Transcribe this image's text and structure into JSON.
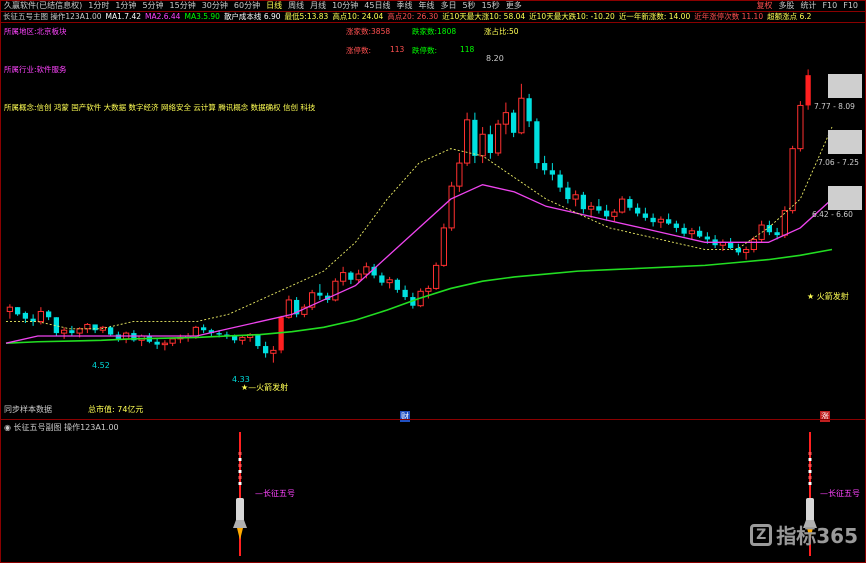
{
  "app": {
    "title": "久赢软件(已结信息权)"
  },
  "toolbar": {
    "periods": [
      "1分时",
      "1分钟",
      "5分钟",
      "15分钟",
      "30分钟",
      "60分钟",
      "日线",
      "周线",
      "月线",
      "10分钟",
      "45日线",
      "季线",
      "年线",
      "多日",
      "5秒",
      "15秒",
      "更多"
    ],
    "active_index": 6,
    "right_items": [
      "复权",
      "多股",
      "统计",
      "F10",
      "F10"
    ]
  },
  "info": {
    "items": [
      {
        "text": "长征五号主图  操作123A1.00",
        "color": "#cccccc"
      },
      {
        "text": "MA1.7.42",
        "color": "#ffffff"
      },
      {
        "text": "MA2.6.44",
        "color": "#ff44ff"
      },
      {
        "text": "MA3.5.90",
        "color": "#00ff00"
      },
      {
        "text": "散户成本线 6.90",
        "color": "#ffffff"
      },
      {
        "text": "最低5:13.83",
        "color": "#ffff54"
      },
      {
        "text": "高点10: 24.04",
        "color": "#ffff54"
      },
      {
        "text": "高点20: 26.30",
        "color": "#ff5050"
      },
      {
        "text": "近10天最大涨10: 58.04",
        "color": "#ffff54"
      },
      {
        "text": "近10天最大跌10: -10.20",
        "color": "#ffff54"
      },
      {
        "text": "近一年新涨数: 14.00",
        "color": "#ffff54"
      },
      {
        "text": "近年涨停次数 11.10",
        "color": "#ff5050"
      },
      {
        "text": "超额涨点 6.2",
        "color": "#ffff54"
      }
    ]
  },
  "left_labels": [
    {
      "text": "所属地区:北京板块",
      "color": "#ff44ff"
    },
    {
      "text": "所属行业:软件服务",
      "color": "#ff44ff"
    },
    {
      "text": "所属概念:信创 鸿蒙 国产软件 大数据 数字经济 网络安全 云计算 腾讯概念 数据确权 信创 科技",
      "color": "#ffff54"
    }
  ],
  "stats": [
    {
      "text": "涨家数:3858",
      "color": "#ff5050"
    },
    {
      "text": "跌家数:1808",
      "color": "#00ff00"
    },
    {
      "text": "涨占比:50",
      "color": "#ffff54"
    },
    {
      "text": "涨停数:",
      "color": "#ff5050"
    },
    {
      "text": "113",
      "color": "#ff5050"
    },
    {
      "text": "跌停数:",
      "color": "#00ff00"
    },
    {
      "text": "118",
      "color": "#00ff00"
    }
  ],
  "annotations": {
    "high": "8.20",
    "low_left": "4.52",
    "low_mid": "4.33",
    "rocket_left": "火箭发射",
    "rocket_right": "火箭发射",
    "bottom_left": "同步样本数据",
    "bottom_mid": "总市值: 74亿元",
    "marker_mid": "财",
    "marker_right": "涨"
  },
  "price_boxes": [
    {
      "label": "7.77 - 8.09"
    },
    {
      "label": "7.06 - 7.25"
    },
    {
      "label": "6.42 - 6.60"
    }
  ],
  "subchart": {
    "title": "长征五号副图  操作123A1.00",
    "signal_label": "长征五号"
  },
  "logo": {
    "text": "指标365"
  },
  "chart_data": {
    "type": "candlestick",
    "ylim": [
      4.2,
      8.6
    ],
    "candles": [
      [
        5.04,
        5.14,
        4.94,
        5.1
      ],
      [
        5.1,
        5.1,
        4.98,
        5.0
      ],
      [
        5.02,
        5.04,
        4.88,
        4.94
      ],
      [
        4.94,
        5.0,
        4.84,
        4.9
      ],
      [
        4.9,
        5.1,
        4.86,
        5.04
      ],
      [
        5.04,
        5.06,
        4.92,
        4.96
      ],
      [
        4.96,
        4.96,
        4.7,
        4.74
      ],
      [
        4.74,
        4.82,
        4.66,
        4.78
      ],
      [
        4.78,
        4.84,
        4.7,
        4.74
      ],
      [
        4.74,
        4.82,
        4.68,
        4.8
      ],
      [
        4.8,
        4.88,
        4.74,
        4.86
      ],
      [
        4.86,
        4.86,
        4.74,
        4.78
      ],
      [
        4.78,
        4.84,
        4.74,
        4.82
      ],
      [
        4.82,
        4.84,
        4.7,
        4.72
      ],
      [
        4.72,
        4.76,
        4.62,
        4.66
      ],
      [
        4.66,
        4.76,
        4.6,
        4.74
      ],
      [
        4.74,
        4.78,
        4.62,
        4.64
      ],
      [
        4.64,
        4.72,
        4.56,
        4.7
      ],
      [
        4.7,
        4.74,
        4.6,
        4.62
      ],
      [
        4.62,
        4.66,
        4.52,
        4.58
      ],
      [
        4.58,
        4.64,
        4.5,
        4.6
      ],
      [
        4.6,
        4.68,
        4.56,
        4.66
      ],
      [
        4.66,
        4.72,
        4.6,
        4.68
      ],
      [
        4.68,
        4.74,
        4.62,
        4.7
      ],
      [
        4.7,
        4.84,
        4.66,
        4.82
      ],
      [
        4.82,
        4.86,
        4.74,
        4.78
      ],
      [
        4.78,
        4.8,
        4.7,
        4.74
      ],
      [
        4.74,
        4.78,
        4.68,
        4.72
      ],
      [
        4.72,
        4.76,
        4.66,
        4.7
      ],
      [
        4.7,
        4.72,
        4.6,
        4.64
      ],
      [
        4.64,
        4.7,
        4.58,
        4.68
      ],
      [
        4.68,
        4.74,
        4.62,
        4.72
      ],
      [
        4.72,
        4.72,
        4.52,
        4.56
      ],
      [
        4.56,
        4.62,
        4.4,
        4.46
      ],
      [
        4.46,
        4.56,
        4.33,
        4.5
      ],
      [
        4.5,
        4.98,
        4.46,
        4.96
      ],
      [
        4.96,
        5.26,
        4.94,
        5.2
      ],
      [
        5.2,
        5.24,
        4.96,
        5.0
      ],
      [
        5.0,
        5.14,
        4.96,
        5.1
      ],
      [
        5.1,
        5.34,
        5.06,
        5.3
      ],
      [
        5.3,
        5.42,
        5.2,
        5.26
      ],
      [
        5.26,
        5.3,
        5.16,
        5.2
      ],
      [
        5.2,
        5.5,
        5.18,
        5.46
      ],
      [
        5.46,
        5.66,
        5.4,
        5.58
      ],
      [
        5.58,
        5.6,
        5.42,
        5.48
      ],
      [
        5.48,
        5.62,
        5.44,
        5.56
      ],
      [
        5.56,
        5.72,
        5.5,
        5.66
      ],
      [
        5.66,
        5.7,
        5.5,
        5.54
      ],
      [
        5.54,
        5.58,
        5.4,
        5.44
      ],
      [
        5.44,
        5.52,
        5.36,
        5.48
      ],
      [
        5.48,
        5.5,
        5.3,
        5.34
      ],
      [
        5.34,
        5.4,
        5.2,
        5.24
      ],
      [
        5.24,
        5.3,
        5.08,
        5.12
      ],
      [
        5.12,
        5.36,
        5.1,
        5.32
      ],
      [
        5.32,
        5.4,
        5.22,
        5.36
      ],
      [
        5.36,
        5.72,
        5.34,
        5.68
      ],
      [
        5.68,
        6.26,
        5.66,
        6.2
      ],
      [
        6.2,
        6.84,
        6.16,
        6.78
      ],
      [
        6.78,
        7.24,
        6.7,
        7.1
      ],
      [
        7.1,
        7.8,
        7.06,
        7.7
      ],
      [
        7.7,
        7.8,
        7.1,
        7.2
      ],
      [
        7.2,
        7.6,
        7.1,
        7.5
      ],
      [
        7.5,
        7.62,
        7.16,
        7.24
      ],
      [
        7.24,
        7.7,
        7.2,
        7.64
      ],
      [
        7.64,
        7.94,
        7.5,
        7.8
      ],
      [
        7.8,
        7.84,
        7.46,
        7.52
      ],
      [
        7.52,
        8.2,
        7.5,
        8.0
      ],
      [
        8.0,
        8.06,
        7.6,
        7.68
      ],
      [
        7.68,
        7.72,
        7.02,
        7.1
      ],
      [
        7.1,
        7.2,
        6.94,
        7.0
      ],
      [
        7.0,
        7.1,
        6.86,
        6.94
      ],
      [
        6.94,
        7.0,
        6.7,
        6.76
      ],
      [
        6.76,
        6.84,
        6.54,
        6.6
      ],
      [
        6.6,
        6.72,
        6.5,
        6.66
      ],
      [
        6.66,
        6.7,
        6.4,
        6.46
      ],
      [
        6.46,
        6.56,
        6.34,
        6.5
      ],
      [
        6.5,
        6.6,
        6.4,
        6.44
      ],
      [
        6.44,
        6.52,
        6.3,
        6.36
      ],
      [
        6.36,
        6.46,
        6.28,
        6.42
      ],
      [
        6.42,
        6.64,
        6.4,
        6.6
      ],
      [
        6.6,
        6.64,
        6.44,
        6.48
      ],
      [
        6.48,
        6.54,
        6.36,
        6.4
      ],
      [
        6.4,
        6.48,
        6.3,
        6.34
      ],
      [
        6.34,
        6.4,
        6.22,
        6.28
      ],
      [
        6.28,
        6.36,
        6.2,
        6.32
      ],
      [
        6.32,
        6.4,
        6.24,
        6.26
      ],
      [
        6.26,
        6.3,
        6.14,
        6.2
      ],
      [
        6.2,
        6.26,
        6.08,
        6.12
      ],
      [
        6.12,
        6.2,
        6.04,
        6.16
      ],
      [
        6.16,
        6.22,
        6.06,
        6.08
      ],
      [
        6.08,
        6.14,
        5.98,
        6.04
      ],
      [
        6.04,
        6.1,
        5.92,
        5.96
      ],
      [
        5.96,
        6.04,
        5.88,
        6.0
      ],
      [
        6.0,
        6.06,
        5.9,
        5.92
      ],
      [
        5.92,
        5.98,
        5.82,
        5.86
      ],
      [
        5.86,
        5.94,
        5.76,
        5.9
      ],
      [
        5.9,
        6.08,
        5.86,
        6.04
      ],
      [
        6.04,
        6.3,
        6.0,
        6.24
      ],
      [
        6.24,
        6.3,
        6.1,
        6.14
      ],
      [
        6.14,
        6.2,
        6.04,
        6.1
      ],
      [
        6.1,
        6.5,
        6.06,
        6.44
      ],
      [
        6.44,
        7.34,
        6.4,
        7.3
      ],
      [
        7.3,
        7.96,
        7.26,
        7.9
      ],
      [
        7.9,
        8.4,
        7.84,
        8.32
      ]
    ],
    "ma_yellow": [
      4.9,
      4.9,
      4.8,
      4.8,
      4.9,
      4.9,
      4.9,
      5.0,
      5.2,
      5.4,
      5.6,
      6.0,
      6.6,
      7.1,
      7.3,
      7.2,
      6.9,
      6.6,
      6.4,
      6.2,
      6.1,
      6.0,
      5.9,
      5.9,
      6.2,
      6.6,
      7.6
    ],
    "ma_magenta": [
      4.6,
      4.7,
      4.7,
      4.7,
      4.7,
      4.7,
      4.7,
      4.8,
      4.9,
      5.0,
      5.2,
      5.4,
      5.8,
      6.2,
      6.6,
      6.8,
      6.7,
      6.5,
      6.4,
      6.3,
      6.2,
      6.1,
      6.0,
      6.0,
      6.0,
      6.2,
      6.6
    ],
    "ma_green": [
      4.6,
      4.62,
      4.63,
      4.64,
      4.66,
      4.67,
      4.68,
      4.7,
      4.72,
      4.76,
      4.82,
      4.92,
      5.06,
      5.22,
      5.36,
      5.46,
      5.52,
      5.56,
      5.6,
      5.62,
      5.64,
      5.66,
      5.68,
      5.72,
      5.76,
      5.82,
      5.9
    ]
  }
}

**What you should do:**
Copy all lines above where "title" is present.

**Problem solution:**
    "title": "久赢软件(已结信息权)"
    "title": "长征五号副图  操作123A1.00",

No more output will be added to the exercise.